Or we'd attend a local cocktail party where guests vented their frustration and anger about their car dealers until my wife and I would hide that we were in the business. And woe to some friends who purchased cars from competitive dealers. The friendship was over!

The negative attitude of many factory reps toward dealers was readily apparent. Audit teams were constantly checking, and charging back dealers for procedural errors in warranty policies and sales incentive campaigns. I'm certainly not condoning warranty fraud. It was just the cold-blooded attitude of the factory personnel. It was as though they were saying, "I caught you, you S.O.B."

Fortunately, this process has improved. However, a basic dislike and disrespect for dealers is still part of the factory personnel make-up. It has been my persistent suspicion that factory persons who see dealers' financial statements as a part of their jobs are inherently jealous of dealers' financial success.

Justified or not, the reputation of new-car dealers among the public and government agencies ranks somewhere between lawyers and bank robbers. In the current prosperous economy, financial success is not hard to come by, and is enjoyed by anyone who is willing to work hard.

Maybe, the young GM dealer's observation that he doesn't want to subject his kids to the trials and tribulations of being a car dealer in the 21st century has some justification. I consider myself to have had a successful career in the retail new car industry. If my brother had not offered me an opportunity in the Nash dealership, would the Navy and a side writing career have fulfilled my version of success?

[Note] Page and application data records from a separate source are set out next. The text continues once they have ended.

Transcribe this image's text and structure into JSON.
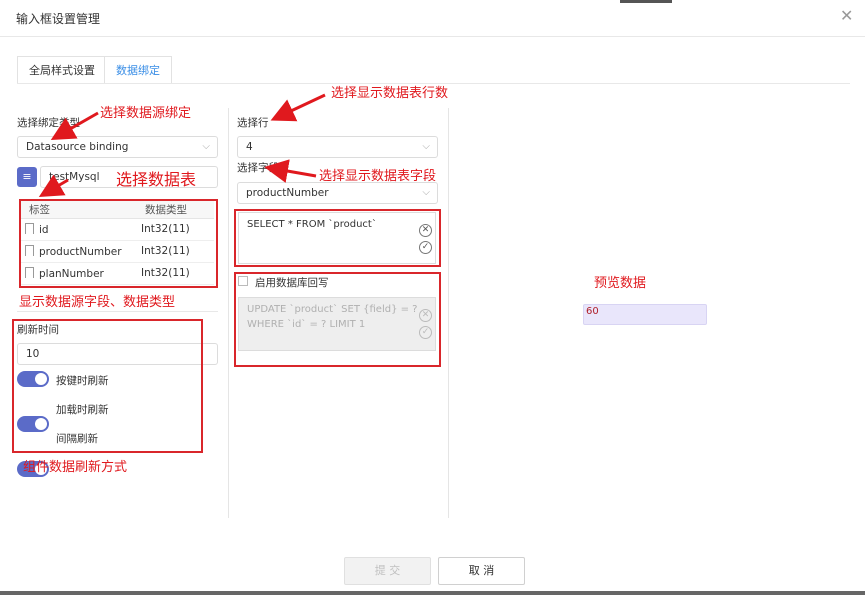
{
  "dialog": {
    "title": "输入框设置管理"
  },
  "tabs": [
    {
      "label": "全局样式设置",
      "active": false
    },
    {
      "label": "数据绑定",
      "active": true
    }
  ],
  "left": {
    "binding_type_label": "选择绑定类型",
    "binding_type_value": "Datasource binding",
    "datasource_name": "testMysql",
    "table_headers": [
      "标签",
      "数据类型"
    ],
    "fields": [
      {
        "name": "id",
        "type": "Int32(11)"
      },
      {
        "name": "productNumber",
        "type": "Int32(11)"
      },
      {
        "name": "planNumber",
        "type": "Int32(11)"
      }
    ],
    "refresh_label": "刷新时间",
    "refresh_value": "10",
    "toggles": [
      {
        "label": "按键时刷新",
        "on": true
      },
      {
        "label": "加载时刷新",
        "on": true
      },
      {
        "label": "间隔刷新",
        "on": true
      }
    ]
  },
  "middle": {
    "row_label": "选择行",
    "row_value": "4",
    "field_label": "选择字段",
    "field_value": "productNumber",
    "select_sql": "SELECT * FROM `product`",
    "writeback_label": "启用数据库回写",
    "writeback_checked": false,
    "update_sql_line1": "UPDATE `product` SET {field} = ?",
    "update_sql_line2": "WHERE `id` = ? LIMIT 1"
  },
  "preview": {
    "label": "预览数据",
    "value": "60"
  },
  "footer": {
    "submit_label": "提 交",
    "cancel_label": "取 消"
  },
  "annotations": {
    "a1": "选择数据源绑定",
    "a2": "选择数据表",
    "a3": "显示数据源字段、数据类型",
    "a4": "组件数据刷新方式",
    "a5": "选择显示数据表行数",
    "a6": "选择显示数据表字段"
  },
  "colors": {
    "accent": "#5b6bc8",
    "tab_active": "#3a8ee6",
    "annotation_red": "#e0191e",
    "preview_bg": "#e9e6fb"
  }
}
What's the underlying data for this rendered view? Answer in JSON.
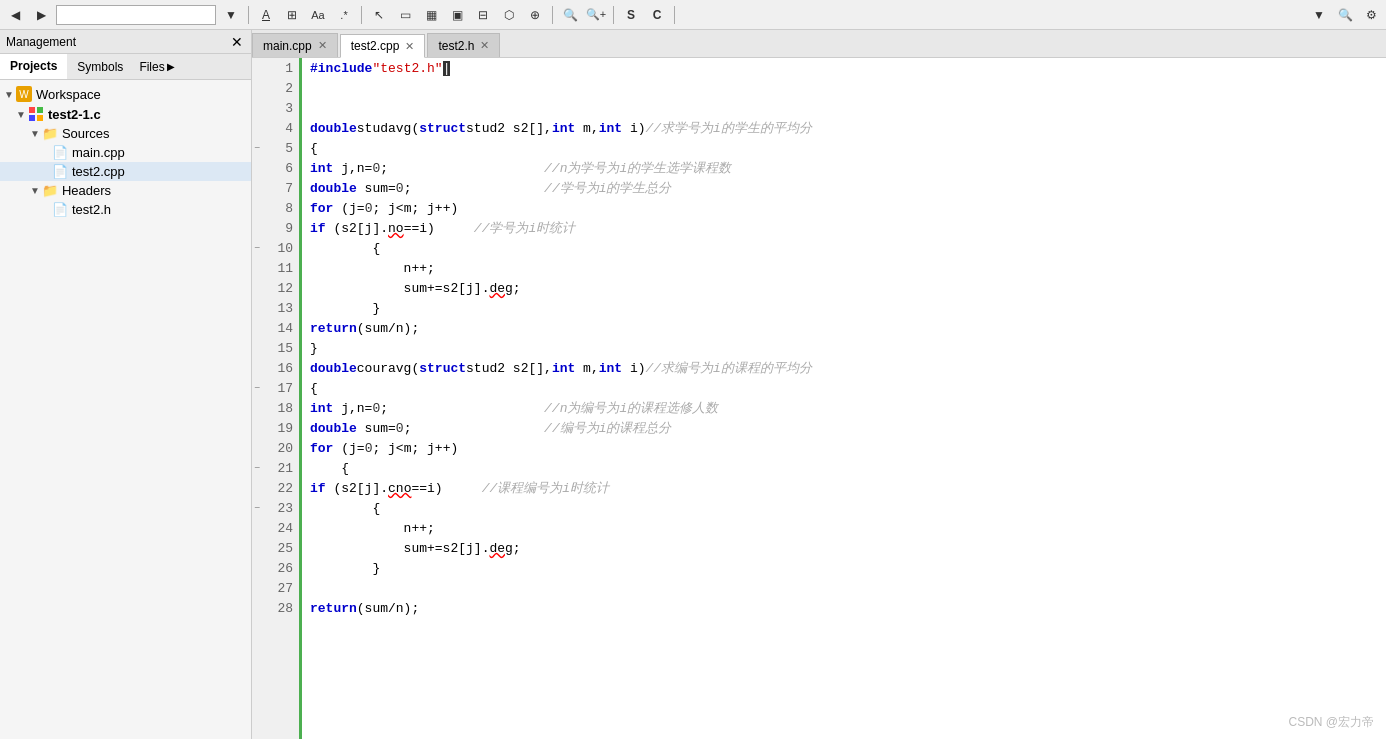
{
  "toolbar": {
    "nav_back": "◀",
    "nav_forward": "▶",
    "search_input_value": "",
    "highlight_btn": "A̲",
    "bookmark_btn": "⊞",
    "match_case_btn": "Aa",
    "regex_btn": ".*",
    "cursor_btn": "↖",
    "rect_btn": "□",
    "img_btn": "▦",
    "film_btn": "▣",
    "snap_btn": "⊟",
    "hex_btn": "⬡",
    "move_btn": "⊕",
    "search_icon": "🔍",
    "zoom_in": "+",
    "zoom_out": "-",
    "S_btn": "S",
    "C_btn": "C",
    "dropdown_arrow": "▼",
    "search2_icon": "🔍",
    "settings_icon": "⚙"
  },
  "management": {
    "title": "Management",
    "close_label": "✕",
    "tabs": {
      "projects": "Projects",
      "symbols": "Symbols",
      "files": "Files",
      "files_arrow": "▶"
    }
  },
  "tree": {
    "workspace_label": "Workspace",
    "project_label": "test2-1.c",
    "sources_label": "Sources",
    "main_cpp_label": "main.cpp",
    "test2_cpp_label": "test2.cpp",
    "headers_label": "Headers",
    "test2_h_label": "test2.h"
  },
  "editor": {
    "tabs": [
      {
        "label": "main.cpp",
        "active": false,
        "closeable": true
      },
      {
        "label": "test2.cpp",
        "active": true,
        "closeable": true
      },
      {
        "label": "test2.h",
        "active": false,
        "closeable": true
      }
    ]
  },
  "code": {
    "lines": [
      {
        "num": 1,
        "content": "#include \"test2.h\"",
        "type": "include"
      },
      {
        "num": 2,
        "content": "",
        "type": "blank"
      },
      {
        "num": 3,
        "content": "",
        "type": "blank"
      },
      {
        "num": 4,
        "content": "double studavg(struct stud2 s2[],int m,int i)    //求学号为i的学生的平均分",
        "type": "func"
      },
      {
        "num": 5,
        "content": "{",
        "type": "brace",
        "collapse": true
      },
      {
        "num": 6,
        "content": "    int j,n=0;                    //n为学号为i的学生选学课程数",
        "type": "code"
      },
      {
        "num": 7,
        "content": "    double sum=0;                 //学号为i的学生总分",
        "type": "code"
      },
      {
        "num": 8,
        "content": "    for (j=0; j<m; j++)",
        "type": "code"
      },
      {
        "num": 9,
        "content": "        if (s2[j].no==i)     //学号为i时统计",
        "type": "code"
      },
      {
        "num": 10,
        "content": "        {",
        "type": "brace",
        "collapse": true
      },
      {
        "num": 11,
        "content": "            n++;",
        "type": "code"
      },
      {
        "num": 12,
        "content": "            sum+=s2[j].deg;",
        "type": "code"
      },
      {
        "num": 13,
        "content": "        }",
        "type": "code"
      },
      {
        "num": 14,
        "content": "    return(sum/n);",
        "type": "code"
      },
      {
        "num": 15,
        "content": "}",
        "type": "brace",
        "breakpoint": true
      },
      {
        "num": 16,
        "content": "double couravg(struct stud2 s2[],int m,int i)    //求编号为i的课程的平均分",
        "type": "func"
      },
      {
        "num": 17,
        "content": "{",
        "type": "brace",
        "collapse": true
      },
      {
        "num": 18,
        "content": "    int j,n=0;                    //n为编号为i的课程选修人数",
        "type": "code"
      },
      {
        "num": 19,
        "content": "    double sum=0;                 //编号为i的课程总分",
        "type": "code"
      },
      {
        "num": 20,
        "content": "    for (j=0; j<m; j++)",
        "type": "code"
      },
      {
        "num": 21,
        "content": "    {",
        "type": "brace",
        "collapse": true
      },
      {
        "num": 22,
        "content": "        if (s2[j].cno==i)     //课程编号为i时统计",
        "type": "code"
      },
      {
        "num": 23,
        "content": "        {",
        "type": "brace",
        "collapse": true
      },
      {
        "num": 24,
        "content": "            n++;",
        "type": "code"
      },
      {
        "num": 25,
        "content": "            sum+=s2[j].deg;",
        "type": "code"
      },
      {
        "num": 26,
        "content": "        }",
        "type": "code"
      },
      {
        "num": 27,
        "content": "",
        "type": "blank"
      },
      {
        "num": 28,
        "content": "    return(sum/n);",
        "type": "code"
      }
    ]
  },
  "watermark": "CSDN @宏力帝"
}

It's a personal decision we all make sometime in our lives. Did you make the right choice? I'm not convinced I did. I'm not convinced I didn't. Let's hope the young GM dealer is making the right choice for himself as well as his family.